As NASA and companies like SpaceX launch rockets more and more frequently, an increasing mix of bizarre companies are hitching along for the ride so they can roast coffee or whatever other service they market — except, you know, in space.
Each time a company buys its way into one of these rocket launches, the resulting groan-inducing PR pitch is sure to follow, as journalists are blasted with updates on space beer, wine, and cookies. It all led Leah Crane of New Scientist to wonder what the point of this products-in-space trend could possibly be. One possibility: these publicity stunts could end up funding a major part of space exploration.
In June, NASA announced that companies would be able to buy tickets to space or the International Space Station.
That means we’ll all probably hear about more nonsense like the company that wanted to launch fake shooting stars. But it also means that the space agency, increasingly under fire by the federal government over its budget, has a brand-new source of revenue.
“This is all an experiment, but it is an absolutely necessary one,” Mary Lynne Dittmar, a representative of an advocacy group called the Coalition for Deep Space Exploration, told New Scientist. “If there is to be any possibility of sustained economic activity in low Earth orbit, the ISS is the only means at present to explore this.”
READ MORE: Cookies and slime in orbit: What’s the point of PR stunts in space? [New Scientist]
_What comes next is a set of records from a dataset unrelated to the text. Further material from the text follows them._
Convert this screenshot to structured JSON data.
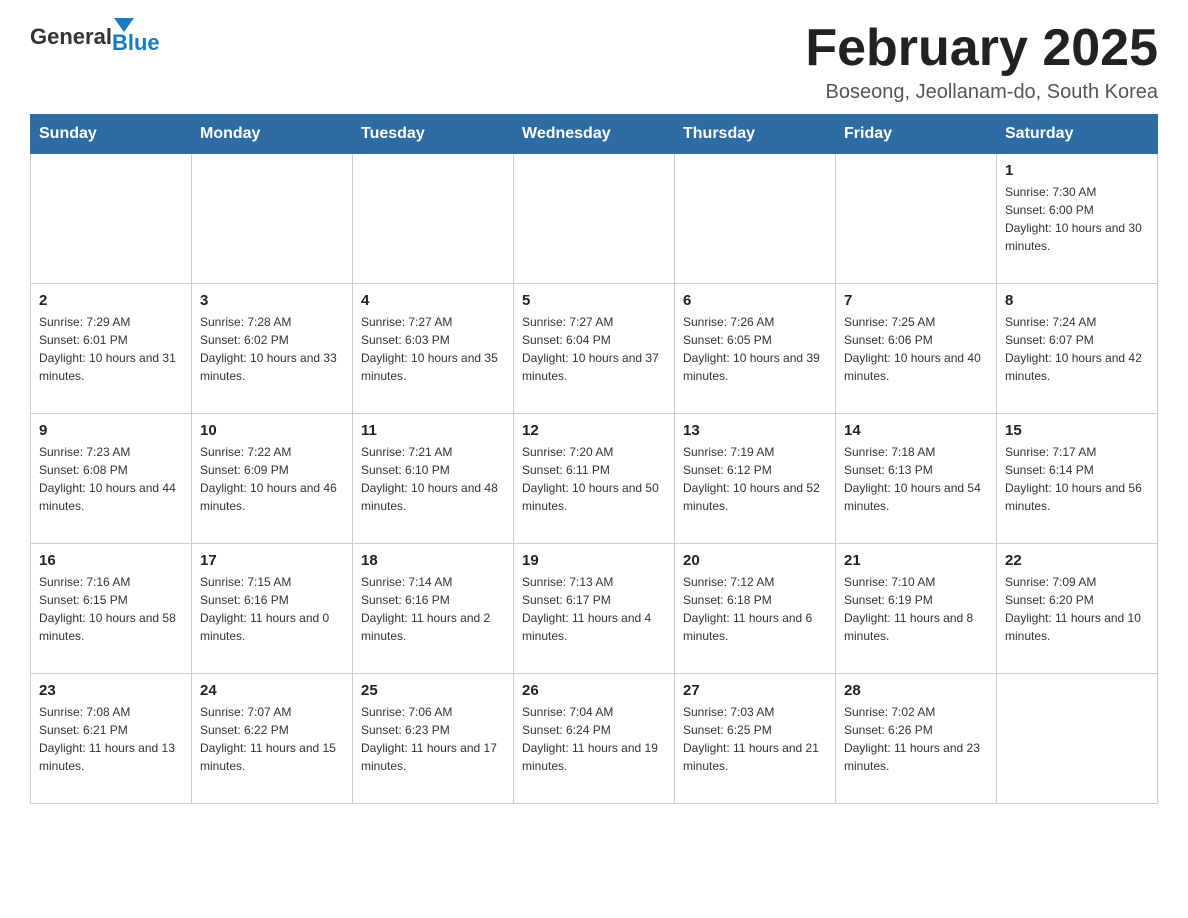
{
  "logo": {
    "general": "General",
    "blue": "Blue"
  },
  "header": {
    "month": "February 2025",
    "location": "Boseong, Jeollanam-do, South Korea"
  },
  "weekdays": [
    "Sunday",
    "Monday",
    "Tuesday",
    "Wednesday",
    "Thursday",
    "Friday",
    "Saturday"
  ],
  "weeks": [
    [
      {
        "day": "",
        "sunrise": "",
        "sunset": "",
        "daylight": ""
      },
      {
        "day": "",
        "sunrise": "",
        "sunset": "",
        "daylight": ""
      },
      {
        "day": "",
        "sunrise": "",
        "sunset": "",
        "daylight": ""
      },
      {
        "day": "",
        "sunrise": "",
        "sunset": "",
        "daylight": ""
      },
      {
        "day": "",
        "sunrise": "",
        "sunset": "",
        "daylight": ""
      },
      {
        "day": "",
        "sunrise": "",
        "sunset": "",
        "daylight": ""
      },
      {
        "day": "1",
        "sunrise": "Sunrise: 7:30 AM",
        "sunset": "Sunset: 6:00 PM",
        "daylight": "Daylight: 10 hours and 30 minutes."
      }
    ],
    [
      {
        "day": "2",
        "sunrise": "Sunrise: 7:29 AM",
        "sunset": "Sunset: 6:01 PM",
        "daylight": "Daylight: 10 hours and 31 minutes."
      },
      {
        "day": "3",
        "sunrise": "Sunrise: 7:28 AM",
        "sunset": "Sunset: 6:02 PM",
        "daylight": "Daylight: 10 hours and 33 minutes."
      },
      {
        "day": "4",
        "sunrise": "Sunrise: 7:27 AM",
        "sunset": "Sunset: 6:03 PM",
        "daylight": "Daylight: 10 hours and 35 minutes."
      },
      {
        "day": "5",
        "sunrise": "Sunrise: 7:27 AM",
        "sunset": "Sunset: 6:04 PM",
        "daylight": "Daylight: 10 hours and 37 minutes."
      },
      {
        "day": "6",
        "sunrise": "Sunrise: 7:26 AM",
        "sunset": "Sunset: 6:05 PM",
        "daylight": "Daylight: 10 hours and 39 minutes."
      },
      {
        "day": "7",
        "sunrise": "Sunrise: 7:25 AM",
        "sunset": "Sunset: 6:06 PM",
        "daylight": "Daylight: 10 hours and 40 minutes."
      },
      {
        "day": "8",
        "sunrise": "Sunrise: 7:24 AM",
        "sunset": "Sunset: 6:07 PM",
        "daylight": "Daylight: 10 hours and 42 minutes."
      }
    ],
    [
      {
        "day": "9",
        "sunrise": "Sunrise: 7:23 AM",
        "sunset": "Sunset: 6:08 PM",
        "daylight": "Daylight: 10 hours and 44 minutes."
      },
      {
        "day": "10",
        "sunrise": "Sunrise: 7:22 AM",
        "sunset": "Sunset: 6:09 PM",
        "daylight": "Daylight: 10 hours and 46 minutes."
      },
      {
        "day": "11",
        "sunrise": "Sunrise: 7:21 AM",
        "sunset": "Sunset: 6:10 PM",
        "daylight": "Daylight: 10 hours and 48 minutes."
      },
      {
        "day": "12",
        "sunrise": "Sunrise: 7:20 AM",
        "sunset": "Sunset: 6:11 PM",
        "daylight": "Daylight: 10 hours and 50 minutes."
      },
      {
        "day": "13",
        "sunrise": "Sunrise: 7:19 AM",
        "sunset": "Sunset: 6:12 PM",
        "daylight": "Daylight: 10 hours and 52 minutes."
      },
      {
        "day": "14",
        "sunrise": "Sunrise: 7:18 AM",
        "sunset": "Sunset: 6:13 PM",
        "daylight": "Daylight: 10 hours and 54 minutes."
      },
      {
        "day": "15",
        "sunrise": "Sunrise: 7:17 AM",
        "sunset": "Sunset: 6:14 PM",
        "daylight": "Daylight: 10 hours and 56 minutes."
      }
    ],
    [
      {
        "day": "16",
        "sunrise": "Sunrise: 7:16 AM",
        "sunset": "Sunset: 6:15 PM",
        "daylight": "Daylight: 10 hours and 58 minutes."
      },
      {
        "day": "17",
        "sunrise": "Sunrise: 7:15 AM",
        "sunset": "Sunset: 6:16 PM",
        "daylight": "Daylight: 11 hours and 0 minutes."
      },
      {
        "day": "18",
        "sunrise": "Sunrise: 7:14 AM",
        "sunset": "Sunset: 6:16 PM",
        "daylight": "Daylight: 11 hours and 2 minutes."
      },
      {
        "day": "19",
        "sunrise": "Sunrise: 7:13 AM",
        "sunset": "Sunset: 6:17 PM",
        "daylight": "Daylight: 11 hours and 4 minutes."
      },
      {
        "day": "20",
        "sunrise": "Sunrise: 7:12 AM",
        "sunset": "Sunset: 6:18 PM",
        "daylight": "Daylight: 11 hours and 6 minutes."
      },
      {
        "day": "21",
        "sunrise": "Sunrise: 7:10 AM",
        "sunset": "Sunset: 6:19 PM",
        "daylight": "Daylight: 11 hours and 8 minutes."
      },
      {
        "day": "22",
        "sunrise": "Sunrise: 7:09 AM",
        "sunset": "Sunset: 6:20 PM",
        "daylight": "Daylight: 11 hours and 10 minutes."
      }
    ],
    [
      {
        "day": "23",
        "sunrise": "Sunrise: 7:08 AM",
        "sunset": "Sunset: 6:21 PM",
        "daylight": "Daylight: 11 hours and 13 minutes."
      },
      {
        "day": "24",
        "sunrise": "Sunrise: 7:07 AM",
        "sunset": "Sunset: 6:22 PM",
        "daylight": "Daylight: 11 hours and 15 minutes."
      },
      {
        "day": "25",
        "sunrise": "Sunrise: 7:06 AM",
        "sunset": "Sunset: 6:23 PM",
        "daylight": "Daylight: 11 hours and 17 minutes."
      },
      {
        "day": "26",
        "sunrise": "Sunrise: 7:04 AM",
        "sunset": "Sunset: 6:24 PM",
        "daylight": "Daylight: 11 hours and 19 minutes."
      },
      {
        "day": "27",
        "sunrise": "Sunrise: 7:03 AM",
        "sunset": "Sunset: 6:25 PM",
        "daylight": "Daylight: 11 hours and 21 minutes."
      },
      {
        "day": "28",
        "sunrise": "Sunrise: 7:02 AM",
        "sunset": "Sunset: 6:26 PM",
        "daylight": "Daylight: 11 hours and 23 minutes."
      },
      {
        "day": "",
        "sunrise": "",
        "sunset": "",
        "daylight": ""
      }
    ]
  ]
}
More on space stunts: Astronauts Are Planning to Bake Cookies on the Space Station